- **Assigned task**: Repeat the data below in full and exactly.
** Data records follows **
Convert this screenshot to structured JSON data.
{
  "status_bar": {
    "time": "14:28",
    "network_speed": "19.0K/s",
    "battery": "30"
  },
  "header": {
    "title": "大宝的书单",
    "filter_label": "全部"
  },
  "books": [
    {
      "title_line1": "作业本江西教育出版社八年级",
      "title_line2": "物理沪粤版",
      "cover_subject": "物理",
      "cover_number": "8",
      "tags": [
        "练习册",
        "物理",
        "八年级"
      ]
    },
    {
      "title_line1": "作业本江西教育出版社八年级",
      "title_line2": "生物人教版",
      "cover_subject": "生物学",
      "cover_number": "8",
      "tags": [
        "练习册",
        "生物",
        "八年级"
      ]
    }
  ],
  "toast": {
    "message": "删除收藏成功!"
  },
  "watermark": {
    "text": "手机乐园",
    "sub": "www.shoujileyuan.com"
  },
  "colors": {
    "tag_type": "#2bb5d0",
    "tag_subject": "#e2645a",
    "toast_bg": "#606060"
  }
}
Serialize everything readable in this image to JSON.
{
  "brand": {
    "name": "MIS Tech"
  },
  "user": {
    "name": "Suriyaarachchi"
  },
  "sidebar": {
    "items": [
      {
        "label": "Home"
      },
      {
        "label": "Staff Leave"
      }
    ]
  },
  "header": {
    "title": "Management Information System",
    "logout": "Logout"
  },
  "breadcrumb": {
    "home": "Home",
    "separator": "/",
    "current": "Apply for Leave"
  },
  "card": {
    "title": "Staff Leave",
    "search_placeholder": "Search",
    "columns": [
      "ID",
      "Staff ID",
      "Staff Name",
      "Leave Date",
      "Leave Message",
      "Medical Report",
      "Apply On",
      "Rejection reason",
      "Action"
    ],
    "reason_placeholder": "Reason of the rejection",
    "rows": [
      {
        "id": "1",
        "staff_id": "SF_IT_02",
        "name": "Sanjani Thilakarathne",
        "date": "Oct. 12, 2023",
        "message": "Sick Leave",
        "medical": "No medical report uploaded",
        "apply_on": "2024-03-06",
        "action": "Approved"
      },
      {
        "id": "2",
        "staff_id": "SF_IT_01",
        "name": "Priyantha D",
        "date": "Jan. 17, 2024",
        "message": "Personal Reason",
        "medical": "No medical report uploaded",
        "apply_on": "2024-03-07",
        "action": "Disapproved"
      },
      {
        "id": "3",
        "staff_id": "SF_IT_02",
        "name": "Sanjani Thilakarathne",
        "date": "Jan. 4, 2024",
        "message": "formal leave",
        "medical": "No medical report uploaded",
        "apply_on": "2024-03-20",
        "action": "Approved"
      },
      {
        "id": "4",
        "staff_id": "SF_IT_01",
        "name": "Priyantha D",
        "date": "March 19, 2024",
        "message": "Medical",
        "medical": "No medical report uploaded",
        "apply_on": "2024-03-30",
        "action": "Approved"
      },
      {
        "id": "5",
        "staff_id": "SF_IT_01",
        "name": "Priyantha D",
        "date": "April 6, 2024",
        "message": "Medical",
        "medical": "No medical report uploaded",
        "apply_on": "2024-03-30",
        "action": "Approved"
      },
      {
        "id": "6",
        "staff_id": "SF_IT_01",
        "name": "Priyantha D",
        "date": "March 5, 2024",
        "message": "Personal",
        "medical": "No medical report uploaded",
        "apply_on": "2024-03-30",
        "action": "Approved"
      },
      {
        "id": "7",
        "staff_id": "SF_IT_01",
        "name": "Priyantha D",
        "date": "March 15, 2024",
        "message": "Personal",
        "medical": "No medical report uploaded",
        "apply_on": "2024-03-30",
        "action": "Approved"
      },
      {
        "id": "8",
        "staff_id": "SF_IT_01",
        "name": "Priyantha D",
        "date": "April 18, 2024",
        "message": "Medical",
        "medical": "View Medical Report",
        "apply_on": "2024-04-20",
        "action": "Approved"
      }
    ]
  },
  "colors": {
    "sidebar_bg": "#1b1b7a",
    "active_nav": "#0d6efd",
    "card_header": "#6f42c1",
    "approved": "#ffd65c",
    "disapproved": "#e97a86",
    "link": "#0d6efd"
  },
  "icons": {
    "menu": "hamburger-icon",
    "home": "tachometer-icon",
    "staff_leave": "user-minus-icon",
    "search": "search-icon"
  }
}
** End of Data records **
- **Output**:
Convert this screenshot to structured JSON data.
{
  "status_bar": {
    "time": "14:28",
    "network_speed": "19.0K/s",
    "battery": "30"
  },
  "header": {
    "title": "大宝的书单",
    "filter_label": "全部"
  },
  "books": [
    {
      "title_line1": "作业本江西教育出版社八年级",
      "title_line2": "物理沪粤版",
      "cover_subject": "物理",
      "cover_number": "8",
      "tags": [
        "练习册",
        "物理",
        "八年级"
      ]
    },
    {
      "title_line1": "作业本江西教育出版社八年级",
      "title_line2": "生物人教版",
      "cover_subject": "生物学",
      "cover_number": "8",
      "tags": [
        "练习册",
        "生物",
        "八年级"
      ]
    }
  ],
  "toast": {
    "message": "删除收藏成功!"
  },
  "watermark": {
    "text": "手机乐园",
    "sub": "www.shoujileyuan.com"
  },
  "colors": {
    "tag_type": "#2bb5d0",
    "tag_subject": "#e2645a",
    "toast_bg": "#606060"
  }
}
Serialize everything readable in this image to JSON.
{
  "brand": {
    "name": "MIS Tech"
  },
  "user": {
    "name": "Suriyaarachchi"
  },
  "sidebar": {
    "items": [
      {
        "label": "Home"
      },
      {
        "label": "Staff Leave"
      }
    ]
  },
  "header": {
    "title": "Management Information System",
    "logout": "Logout"
  },
  "breadcrumb": {
    "home": "Home",
    "separator": "/",
    "current": "Apply for Leave"
  },
  "card": {
    "title": "Staff Leave",
    "search_placeholder": "Search",
    "columns": [
      "ID",
      "Staff ID",
      "Staff Name",
      "Leave Date",
      "Leave Message",
      "Medical Report",
      "Apply On",
      "Rejection reason",
      "Action"
    ],
    "reason_placeholder": "Reason of the rejection",
    "rows": [
      {
        "id": "1",
        "staff_id": "SF_IT_02",
        "name": "Sanjani Thilakarathne",
        "date": "Oct. 12, 2023",
        "message": "Sick Leave",
        "medical": "No medical report uploaded",
        "apply_on": "2024-03-06",
        "action": "Approved"
      },
      {
        "id": "2",
        "staff_id": "SF_IT_01",
        "name": "Priyantha D",
        "date": "Jan. 17, 2024",
        "message": "Personal Reason",
        "medical": "No medical report uploaded",
        "apply_on": "2024-03-07",
        "action": "Disapproved"
      },
      {
        "id": "3",
        "staff_id": "SF_IT_02",
        "name": "Sanjani Thilakarathne",
        "date": "Jan. 4, 2024",
        "message": "formal leave",
        "medical": "No medical report uploaded",
        "apply_on": "2024-03-20",
        "action": "Approved"
      },
      {
        "id": "4",
        "staff_id": "SF_IT_01",
        "name": "Priyantha D",
        "date": "March 19, 2024",
        "message": "Medical",
        "medical": "No medical report uploaded",
        "apply_on": "2024-03-30",
        "action": "Approved"
      },
      {
        "id": "5",
        "staff_id": "SF_IT_01",
        "name": "Priyantha D",
        "date": "April 6, 2024",
        "message": "Medical",
        "medical": "No medical report uploaded",
        "apply_on": "2024-03-30",
        "action": "Approved"
      },
      {
        "id": "6",
        "staff_id": "SF_IT_01",
        "name": "Priyantha D",
        "date": "March 5, 2024",
        "message": "Personal",
        "medical": "No medical report uploaded",
        "apply_on": "2024-03-30",
        "action": "Approved"
      },
      {
        "id": "7",
        "staff_id": "SF_IT_01",
        "name": "Priyantha D",
        "date": "March 15, 2024",
        "message": "Personal",
        "medical": "No medical report uploaded",
        "apply_on": "2024-03-30",
        "action": "Approved"
      },
      {
        "id": "8",
        "staff_id": "SF_IT_01",
        "name": "Priyantha D",
        "date": "April 18, 2024",
        "message": "Medical",
        "medical": "View Medical Report",
        "apply_on": "2024-04-20",
        "action": "Approved"
      }
    ]
  },
  "colors": {
    "sidebar_bg": "#1b1b7a",
    "active_nav": "#0d6efd",
    "card_header": "#6f42c1",
    "approved": "#ffd65c",
    "disapproved": "#e97a86",
    "link": "#0d6efd"
  },
  "icons": {
    "menu": "hamburger-icon",
    "home": "tachometer-icon",
    "staff_leave": "user-minus-icon",
    "search": "search-icon"
  }
}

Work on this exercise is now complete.